Brown: Great Teams Left Out Of BCS

No. 5 Texas is a BCS-caliber team that just happens to be playing in the Holiday Bowl. Peach Bowl-bowl Tennessee is of the same ilk while Washington State isn&#146;t too far off the pace. At least that is the perspective of head coach <B>Mack Brown</B> following Monday&#146;s practice at Denius Fields.

The attention lavished on BCS bowls and their participants overshadows other programs with equally impressive resumes, Brown contends. It only reinforces his desire that the BCS formula some day be used to seed teams for a college football playoff within the existing bowl structure.

"There’s so much talk nowadays about the final game and the BCS games only that I don’t think it’s fair to the other bowls," Brown said. "We’ve got some great bowls, and there’s a lot of great football teams playing in those bowls. Washington State came down to the last game (as a BCS contender before losing late to Washington). I hope we work a little bit more toward playoffs and still let the bowls have their place. We can celebrate a team that has a good year but doesn’t get to the playoffs and work out some system so that the playoffs wouldn’t be talking about one game but a number of games."

BCS officials are slated to convene in April to evaluate the system’s current structure but no large-scale adjustments are anticipated. While Brown is convinced most coaches now favor some sort of playoff, you would be hard-pressed to find more than a handful of Division-I university presidents who would support any type of post-season tournament.

"The only way we could have controlled being in the BCS is beat Oklahoma and win our conference championship," Brown said. "We didn’t do that and we knew the deal. Whether the system is fair or not, we knew the system. So, it’s on us. I think the guys understand. These are smart guys.
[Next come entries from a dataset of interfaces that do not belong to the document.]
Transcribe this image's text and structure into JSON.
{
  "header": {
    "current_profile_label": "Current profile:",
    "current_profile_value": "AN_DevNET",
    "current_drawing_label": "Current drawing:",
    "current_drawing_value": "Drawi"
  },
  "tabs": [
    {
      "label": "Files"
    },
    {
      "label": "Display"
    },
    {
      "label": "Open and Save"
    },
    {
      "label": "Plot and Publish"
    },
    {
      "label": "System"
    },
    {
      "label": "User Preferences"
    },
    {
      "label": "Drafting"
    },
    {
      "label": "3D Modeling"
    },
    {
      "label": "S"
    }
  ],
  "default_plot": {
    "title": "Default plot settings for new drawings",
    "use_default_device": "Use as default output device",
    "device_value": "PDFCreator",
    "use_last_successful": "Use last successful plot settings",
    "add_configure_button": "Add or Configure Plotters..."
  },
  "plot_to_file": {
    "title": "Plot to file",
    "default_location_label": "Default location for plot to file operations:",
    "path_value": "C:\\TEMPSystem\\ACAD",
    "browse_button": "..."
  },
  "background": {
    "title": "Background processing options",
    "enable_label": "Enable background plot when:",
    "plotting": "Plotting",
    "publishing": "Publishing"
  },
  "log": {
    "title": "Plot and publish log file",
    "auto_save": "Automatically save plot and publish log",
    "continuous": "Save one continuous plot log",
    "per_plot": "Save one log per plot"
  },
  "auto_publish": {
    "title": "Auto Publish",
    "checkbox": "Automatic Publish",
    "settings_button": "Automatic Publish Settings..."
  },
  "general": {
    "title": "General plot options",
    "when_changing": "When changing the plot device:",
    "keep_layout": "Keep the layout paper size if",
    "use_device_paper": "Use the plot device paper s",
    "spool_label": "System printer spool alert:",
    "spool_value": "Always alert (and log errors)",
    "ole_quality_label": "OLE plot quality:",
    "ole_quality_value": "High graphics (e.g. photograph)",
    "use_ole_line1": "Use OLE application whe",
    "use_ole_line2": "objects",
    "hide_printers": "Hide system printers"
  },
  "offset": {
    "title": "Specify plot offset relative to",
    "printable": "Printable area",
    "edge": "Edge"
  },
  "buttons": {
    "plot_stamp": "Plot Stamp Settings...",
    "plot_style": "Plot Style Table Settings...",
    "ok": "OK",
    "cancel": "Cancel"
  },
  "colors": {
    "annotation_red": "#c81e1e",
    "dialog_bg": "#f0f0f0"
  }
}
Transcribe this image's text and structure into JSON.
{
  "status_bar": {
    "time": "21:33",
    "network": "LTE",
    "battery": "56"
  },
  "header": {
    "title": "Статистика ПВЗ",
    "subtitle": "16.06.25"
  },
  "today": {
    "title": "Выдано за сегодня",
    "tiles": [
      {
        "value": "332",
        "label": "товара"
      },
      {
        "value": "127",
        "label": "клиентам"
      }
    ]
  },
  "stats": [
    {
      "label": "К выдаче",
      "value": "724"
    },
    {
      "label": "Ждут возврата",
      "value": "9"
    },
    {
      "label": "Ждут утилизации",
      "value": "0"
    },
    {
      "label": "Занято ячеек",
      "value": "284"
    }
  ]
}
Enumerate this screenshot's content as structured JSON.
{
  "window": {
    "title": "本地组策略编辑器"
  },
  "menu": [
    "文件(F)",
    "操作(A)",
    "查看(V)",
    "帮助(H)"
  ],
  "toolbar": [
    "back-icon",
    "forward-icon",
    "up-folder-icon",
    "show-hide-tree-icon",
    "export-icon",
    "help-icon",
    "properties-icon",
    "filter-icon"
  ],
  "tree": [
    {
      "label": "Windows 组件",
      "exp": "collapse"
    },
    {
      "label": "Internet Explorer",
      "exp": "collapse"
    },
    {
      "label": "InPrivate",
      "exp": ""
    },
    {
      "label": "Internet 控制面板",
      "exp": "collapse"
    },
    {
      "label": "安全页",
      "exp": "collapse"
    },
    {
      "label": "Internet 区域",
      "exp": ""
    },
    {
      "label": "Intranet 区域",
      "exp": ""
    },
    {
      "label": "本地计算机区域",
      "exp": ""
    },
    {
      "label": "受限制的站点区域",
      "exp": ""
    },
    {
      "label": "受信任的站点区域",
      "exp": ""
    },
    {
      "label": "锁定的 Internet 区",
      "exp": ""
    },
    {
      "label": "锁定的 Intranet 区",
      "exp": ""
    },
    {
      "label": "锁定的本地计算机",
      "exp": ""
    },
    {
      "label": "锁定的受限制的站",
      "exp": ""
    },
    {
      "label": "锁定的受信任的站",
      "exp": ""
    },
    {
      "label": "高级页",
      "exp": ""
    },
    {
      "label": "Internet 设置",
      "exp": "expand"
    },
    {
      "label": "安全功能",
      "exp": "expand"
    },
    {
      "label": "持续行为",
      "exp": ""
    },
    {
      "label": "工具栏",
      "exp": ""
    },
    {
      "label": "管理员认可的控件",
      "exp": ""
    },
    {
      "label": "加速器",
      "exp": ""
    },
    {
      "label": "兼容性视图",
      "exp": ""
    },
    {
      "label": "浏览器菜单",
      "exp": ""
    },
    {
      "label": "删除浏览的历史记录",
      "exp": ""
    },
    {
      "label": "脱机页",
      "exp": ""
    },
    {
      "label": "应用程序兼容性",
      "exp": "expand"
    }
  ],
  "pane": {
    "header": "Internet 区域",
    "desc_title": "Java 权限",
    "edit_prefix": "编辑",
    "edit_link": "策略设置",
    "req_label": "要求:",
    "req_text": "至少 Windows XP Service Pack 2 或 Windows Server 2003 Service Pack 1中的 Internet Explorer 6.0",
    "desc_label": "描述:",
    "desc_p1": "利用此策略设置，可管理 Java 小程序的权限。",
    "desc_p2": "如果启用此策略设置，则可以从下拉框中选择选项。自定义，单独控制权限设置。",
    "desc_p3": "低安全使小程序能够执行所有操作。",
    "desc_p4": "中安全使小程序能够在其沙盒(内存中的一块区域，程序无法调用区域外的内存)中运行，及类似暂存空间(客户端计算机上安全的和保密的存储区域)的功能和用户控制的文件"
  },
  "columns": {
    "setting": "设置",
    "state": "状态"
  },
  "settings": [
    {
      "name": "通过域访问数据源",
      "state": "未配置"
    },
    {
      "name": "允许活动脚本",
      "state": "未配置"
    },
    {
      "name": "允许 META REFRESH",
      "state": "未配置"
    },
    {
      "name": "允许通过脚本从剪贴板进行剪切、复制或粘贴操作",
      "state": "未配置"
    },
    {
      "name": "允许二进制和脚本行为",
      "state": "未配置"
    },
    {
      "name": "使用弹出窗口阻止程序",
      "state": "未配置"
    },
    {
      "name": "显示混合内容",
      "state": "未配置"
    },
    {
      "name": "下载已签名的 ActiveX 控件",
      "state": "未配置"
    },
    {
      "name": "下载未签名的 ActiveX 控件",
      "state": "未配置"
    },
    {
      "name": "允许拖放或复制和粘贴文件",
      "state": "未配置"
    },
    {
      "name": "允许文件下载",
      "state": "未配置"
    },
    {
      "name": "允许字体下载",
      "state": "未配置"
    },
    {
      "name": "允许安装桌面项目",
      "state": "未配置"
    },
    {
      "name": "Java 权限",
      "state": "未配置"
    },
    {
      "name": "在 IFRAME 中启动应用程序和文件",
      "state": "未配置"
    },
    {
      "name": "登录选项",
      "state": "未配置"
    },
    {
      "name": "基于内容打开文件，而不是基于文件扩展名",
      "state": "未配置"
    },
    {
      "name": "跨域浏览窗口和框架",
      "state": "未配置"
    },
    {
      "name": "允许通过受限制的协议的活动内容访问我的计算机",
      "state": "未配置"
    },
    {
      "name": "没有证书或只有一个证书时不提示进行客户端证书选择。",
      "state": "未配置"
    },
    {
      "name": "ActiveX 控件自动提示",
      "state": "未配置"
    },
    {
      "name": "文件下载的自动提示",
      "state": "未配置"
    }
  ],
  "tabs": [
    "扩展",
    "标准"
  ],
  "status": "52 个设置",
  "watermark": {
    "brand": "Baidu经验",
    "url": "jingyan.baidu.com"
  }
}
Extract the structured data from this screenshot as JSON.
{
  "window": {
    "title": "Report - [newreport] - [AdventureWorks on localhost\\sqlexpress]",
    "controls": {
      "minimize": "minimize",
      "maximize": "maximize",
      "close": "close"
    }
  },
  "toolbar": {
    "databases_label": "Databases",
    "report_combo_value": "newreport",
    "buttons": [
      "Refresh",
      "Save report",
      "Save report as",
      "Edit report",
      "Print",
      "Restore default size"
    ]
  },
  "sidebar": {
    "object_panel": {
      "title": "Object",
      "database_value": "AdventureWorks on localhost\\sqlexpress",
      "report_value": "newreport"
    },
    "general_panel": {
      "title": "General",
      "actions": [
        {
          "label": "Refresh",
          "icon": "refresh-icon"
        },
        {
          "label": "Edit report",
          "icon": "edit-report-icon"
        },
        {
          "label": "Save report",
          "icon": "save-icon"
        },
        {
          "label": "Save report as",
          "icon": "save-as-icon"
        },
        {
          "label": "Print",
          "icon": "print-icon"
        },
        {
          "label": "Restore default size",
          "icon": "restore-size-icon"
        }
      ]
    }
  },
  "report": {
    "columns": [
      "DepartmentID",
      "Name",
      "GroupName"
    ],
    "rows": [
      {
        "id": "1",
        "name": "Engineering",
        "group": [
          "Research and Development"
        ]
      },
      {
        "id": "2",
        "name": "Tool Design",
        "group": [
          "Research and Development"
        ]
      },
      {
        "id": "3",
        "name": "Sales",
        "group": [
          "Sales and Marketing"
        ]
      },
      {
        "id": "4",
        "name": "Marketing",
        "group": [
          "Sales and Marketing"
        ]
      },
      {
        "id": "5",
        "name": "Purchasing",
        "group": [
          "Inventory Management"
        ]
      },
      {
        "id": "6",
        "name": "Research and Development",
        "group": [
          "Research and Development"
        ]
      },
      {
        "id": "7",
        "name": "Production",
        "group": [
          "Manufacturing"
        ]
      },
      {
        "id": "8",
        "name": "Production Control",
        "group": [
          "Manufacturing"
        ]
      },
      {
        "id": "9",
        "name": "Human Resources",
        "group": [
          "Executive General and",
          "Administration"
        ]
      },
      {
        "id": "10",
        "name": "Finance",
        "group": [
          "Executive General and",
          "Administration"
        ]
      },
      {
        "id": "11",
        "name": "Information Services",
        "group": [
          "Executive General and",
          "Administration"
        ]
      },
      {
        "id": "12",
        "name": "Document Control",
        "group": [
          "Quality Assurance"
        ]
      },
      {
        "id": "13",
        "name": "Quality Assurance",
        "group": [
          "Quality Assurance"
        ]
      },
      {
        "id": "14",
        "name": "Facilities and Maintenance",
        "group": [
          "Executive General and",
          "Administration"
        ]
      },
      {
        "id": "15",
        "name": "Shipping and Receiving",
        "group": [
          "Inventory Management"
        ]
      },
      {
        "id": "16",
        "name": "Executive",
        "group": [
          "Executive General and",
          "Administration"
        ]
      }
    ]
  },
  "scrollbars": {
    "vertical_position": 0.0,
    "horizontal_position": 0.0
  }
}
They’ve overcome a lot this year."

The Horns are the highest rated team not to participate in a BCS game this season as well as the highest since No. 4 Kansas State was relegated to the Alamo Bowl after the Wildcats were upset in the 1998 Big 12 Championship.

Even so, Brown reports his troops are looking forward to the Holiday Bowl even though a sizable number of Orangebloods are less than enthused about a third trip to San Diego in four years.

"They’re not pouting. They’re not backing away from it. They’re excited about going to San Diego. It’s hard to gripe about a great bowl game. The ratings will be as good as anybody in the country with ESPN. I think it will be another great game."

The UT ticket office has sold approximately 6,000 of its allotment (11,500) of Holiday Bowl tickets while the Washington State athletic office reports that Cougar fans snapped up their share during the first week of sales. Texas processes requests only from season ticket holders during the better part of the first week of sales before distributing the remainder of its seats to the general public.

Horns Digest Top Stories